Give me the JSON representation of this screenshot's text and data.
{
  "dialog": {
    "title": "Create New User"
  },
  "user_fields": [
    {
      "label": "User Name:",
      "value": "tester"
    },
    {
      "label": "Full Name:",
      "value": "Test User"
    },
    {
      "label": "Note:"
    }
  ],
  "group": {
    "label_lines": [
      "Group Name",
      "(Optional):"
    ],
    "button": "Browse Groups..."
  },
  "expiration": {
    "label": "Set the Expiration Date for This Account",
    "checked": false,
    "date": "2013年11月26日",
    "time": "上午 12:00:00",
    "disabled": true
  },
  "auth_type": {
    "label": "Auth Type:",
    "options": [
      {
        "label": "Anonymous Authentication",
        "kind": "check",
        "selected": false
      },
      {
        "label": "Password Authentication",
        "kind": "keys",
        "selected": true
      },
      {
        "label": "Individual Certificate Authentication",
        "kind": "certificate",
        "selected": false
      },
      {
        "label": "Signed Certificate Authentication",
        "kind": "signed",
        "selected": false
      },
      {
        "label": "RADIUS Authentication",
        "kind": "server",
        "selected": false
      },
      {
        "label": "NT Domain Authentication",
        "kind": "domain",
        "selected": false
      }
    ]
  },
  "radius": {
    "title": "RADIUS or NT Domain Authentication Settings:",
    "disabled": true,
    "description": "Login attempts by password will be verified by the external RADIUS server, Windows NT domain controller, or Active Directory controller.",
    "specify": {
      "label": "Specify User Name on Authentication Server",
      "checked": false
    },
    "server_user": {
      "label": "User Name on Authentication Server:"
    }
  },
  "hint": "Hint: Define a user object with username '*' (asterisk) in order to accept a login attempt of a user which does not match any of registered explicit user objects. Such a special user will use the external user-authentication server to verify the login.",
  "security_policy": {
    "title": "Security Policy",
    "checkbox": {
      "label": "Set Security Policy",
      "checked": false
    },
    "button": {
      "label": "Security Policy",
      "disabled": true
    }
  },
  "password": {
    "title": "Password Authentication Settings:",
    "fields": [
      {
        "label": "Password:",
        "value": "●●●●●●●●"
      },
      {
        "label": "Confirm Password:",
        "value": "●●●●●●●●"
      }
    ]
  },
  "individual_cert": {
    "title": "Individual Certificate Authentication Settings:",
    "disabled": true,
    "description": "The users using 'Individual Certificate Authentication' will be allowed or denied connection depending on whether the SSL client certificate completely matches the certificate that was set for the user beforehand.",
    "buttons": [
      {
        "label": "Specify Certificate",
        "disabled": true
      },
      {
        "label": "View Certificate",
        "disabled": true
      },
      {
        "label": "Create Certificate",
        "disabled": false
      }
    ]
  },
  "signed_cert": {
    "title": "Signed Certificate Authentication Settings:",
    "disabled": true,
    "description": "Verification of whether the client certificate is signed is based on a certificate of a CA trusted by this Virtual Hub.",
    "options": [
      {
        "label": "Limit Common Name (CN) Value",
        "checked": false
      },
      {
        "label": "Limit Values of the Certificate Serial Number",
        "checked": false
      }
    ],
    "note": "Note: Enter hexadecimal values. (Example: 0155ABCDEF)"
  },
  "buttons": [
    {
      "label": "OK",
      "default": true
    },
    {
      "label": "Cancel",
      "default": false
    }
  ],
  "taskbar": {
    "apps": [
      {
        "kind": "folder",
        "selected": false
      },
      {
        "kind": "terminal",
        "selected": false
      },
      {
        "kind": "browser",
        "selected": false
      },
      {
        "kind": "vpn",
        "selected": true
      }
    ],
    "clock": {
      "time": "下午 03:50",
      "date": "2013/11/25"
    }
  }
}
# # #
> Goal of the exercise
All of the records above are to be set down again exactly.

> Response to this exercise
Give me the JSON representation of this screenshot's text and data.
{
  "dialog": {
    "title": "Create New User"
  },
  "user_fields": [
    {
      "label": "User Name:",
      "value": "tester"
    },
    {
      "label": "Full Name:",
      "value": "Test User"
    },
    {
      "label": "Note:"
    }
  ],
  "group": {
    "label_lines": [
      "Group Name",
      "(Optional):"
    ],
    "button": "Browse Groups..."
  },
  "expiration": {
    "label": "Set the Expiration Date for This Account",
    "checked": false,
    "date": "2013年11月26日",
    "time": "上午 12:00:00",
    "disabled": true
  },
  "auth_type": {
    "label": "Auth Type:",
    "options": [
      {
        "label": "Anonymous Authentication",
        "kind": "check",
        "selected": false
      },
      {
        "label": "Password Authentication",
        "kind": "keys",
        "selected": true
      },
      {
        "label": "Individual Certificate Authentication",
        "kind": "certificate",
        "selected": false
      },
      {
        "label": "Signed Certificate Authentication",
        "kind": "signed",
        "selected": false
      },
      {
        "label": "RADIUS Authentication",
        "kind": "server",
        "selected": false
      },
      {
        "label": "NT Domain Authentication",
        "kind": "domain",
        "selected": false
      }
    ]
  },
  "radius": {
    "title": "RADIUS or NT Domain Authentication Settings:",
    "disabled": true,
    "description": "Login attempts by password will be verified by the external RADIUS server, Windows NT domain controller, or Active Directory controller.",
    "specify": {
      "label": "Specify User Name on Authentication Server",
      "checked": false
    },
    "server_user": {
      "label": "User Name on Authentication Server:"
    }
  },
  "hint": "Hint: Define a user object with username '*' (asterisk) in order to accept a login attempt of a user which does not match any of registered explicit user objects. Such a special user will use the external user-authentication server to verify the login.",
  "security_policy": {
    "title": "Security Policy",
    "checkbox": {
      "label": "Set Security Policy",
      "checked": false
    },
    "button": {
      "label": "Security Policy",
      "disabled": true
    }
  },
  "password": {
    "title": "Password Authentication Settings:",
    "fields": [
      {
        "label": "Password:",
        "value": "●●●●●●●●"
      },
      {
        "label": "Confirm Password:",
        "value": "●●●●●●●●"
      }
    ]
  },
  "individual_cert": {
    "title": "Individual Certificate Authentication Settings:",
    "disabled": true,
    "description": "The users using 'Individual Certificate Authentication' will be allowed or denied connection depending on whether the SSL client certificate completely matches the certificate that was set for the user beforehand.",
    "buttons": [
      {
        "label": "Specify Certificate",
        "disabled": true
      },
      {
        "label": "View Certificate",
        "disabled": true
      },
      {
        "label": "Create Certificate",
        "disabled": false
      }
    ]
  },
  "signed_cert": {
    "title": "Signed Certificate Authentication Settings:",
    "disabled": true,
    "description": "Verification of whether the client certificate is signed is based on a certificate of a CA trusted by this Virtual Hub.",
    "options": [
      {
        "label": "Limit Common Name (CN) Value",
        "checked": false
      },
      {
        "label": "Limit Values of the Certificate Serial Number",
        "checked": false
      }
    ],
    "note": "Note: Enter hexadecimal values. (Example: 0155ABCDEF)"
  },
  "buttons": [
    {
      "label": "OK",
      "default": true
    },
    {
      "label": "Cancel",
      "default": false
    }
  ],
  "taskbar": {
    "apps": [
      {
        "kind": "folder",
        "selected": false
      },
      {
        "kind": "terminal",
        "selected": false
      },
      {
        "kind": "browser",
        "selected": false
      },
      {
        "kind": "vpn",
        "selected": true
      }
    ],
    "clock": {
      "time": "下午 03:50",
      "date": "2013/11/25"
    }
  }
}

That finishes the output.